Published November 08, 2012
NEW YORK – The number of Americans filing new claims for unemployment benefits fell last week, a sign the labor market's slow recovery was gaining traction although a severe storm distorted the data.
Initial claims for state unemployment benefits dropped 8,000 to a seasonally adjusted 355,000, the Labor Department said on Thursday. That was below the median forecast in a Reuters poll of 370,000.
The U.S. trade deficit narrowed in September as exports increased, suggesting the economy expanded more than previously believed in the third quarter.
The seasonally adjusted monthly trade gap fell to $41.55 billion, the smallest deficit since December 2010, the Commerce Department said on Thursday. Analysts were expecting the trade gap would widen to $45.0 billion.
JEREMY LAWSON, SENIOR ECONOMIST, BNP PARIBAS, NEW YORK
"The best way to look at trade is that weakness we saw in August and July was overstated. This is a snapback from that. This suggests export growth is weak but not contracting. Going forward, export growth should be weak as well. As for next year, the pace of growth should pick up with an improvement in global demand."
DAVID ADER, HEAD OF GOVERNMENT BOND STRATEGY, CRT CAPITAL
GROUP, STAMFORD, CONNECTICUT:
"Trade is narrower with a narrower revision and so good for GDP, say a 0.4 percent contribution, but we'll point out that the real goods balance ex-petroleum was wider. The very nuanced point is that when it comes to things, this actually represents a bit of a drag -- we bet no one else will make that point."
DAVID SLOAN, ECONOMIST, 4CAST LTD, NEW YORK:
"It is pretty difficult to interpret, given hurricane Sandy,
would expect that the net effect was depressed claims. They said in some areas it increased claims and in some areas it depressed claims but in the coming weeks claims will start rising, so it was difficult to know what the underlying figure would be. I was surprised continued claims fell quite sharply -- they are a week earlier so they shouldn't have had such a strong hurricane Sandy effect."
ADAM SARHAN, CHIEF EXECUTIVE OF SARHAN CAPITAL IN NEW YORK
"Claims came in stronger than expected, which follows a string of better-than-expected datapoints, especially on the labor front. We've seen a big spike in the trend of the jobs market in the past few months. We were stable, but since the unemployment rate dropped below 8 percent, it seems like there's been an acceleration in the amount of jobs being added. We should react positively to this."
JOSEPH TREVISANI, CHIEF MARKET STRATEGIST, WORLDWIDE
MARKETS, WOODCLIFF LAKE, NEW JERSEY

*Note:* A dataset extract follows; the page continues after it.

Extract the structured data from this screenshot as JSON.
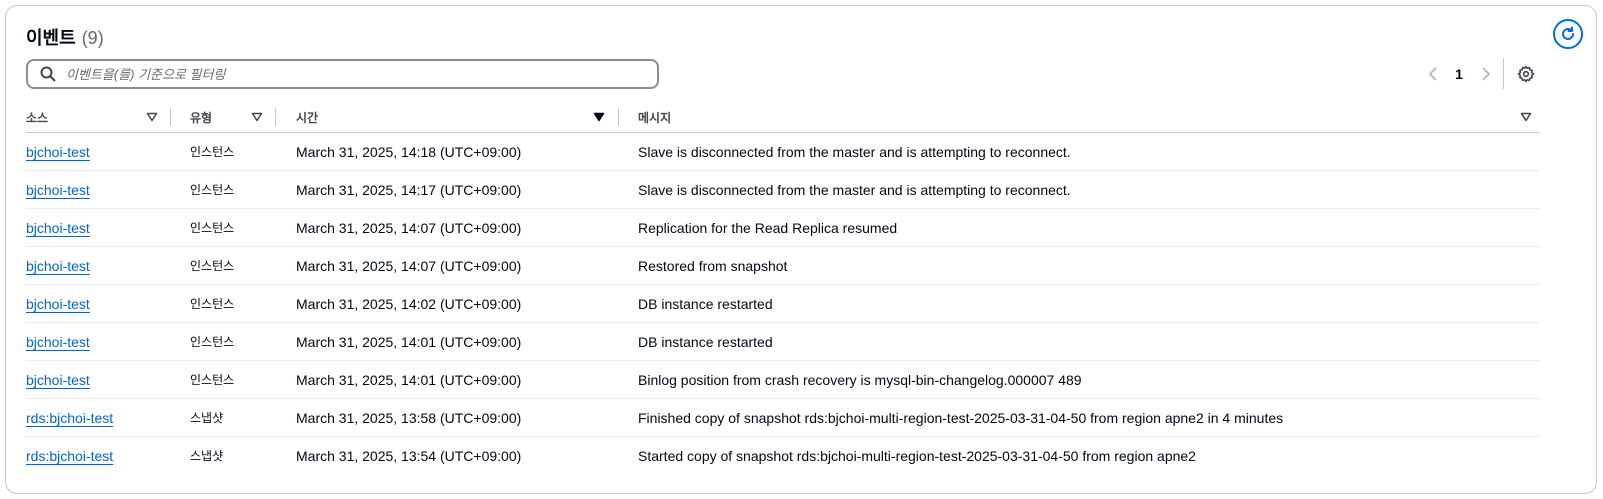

"Despite recent marginal improvement in the overall economy, there has been little corresponding improvement in jobless claims. The labor market remains flat at best."
(Americas Economics and Markets Desk; +1-646 223-6300)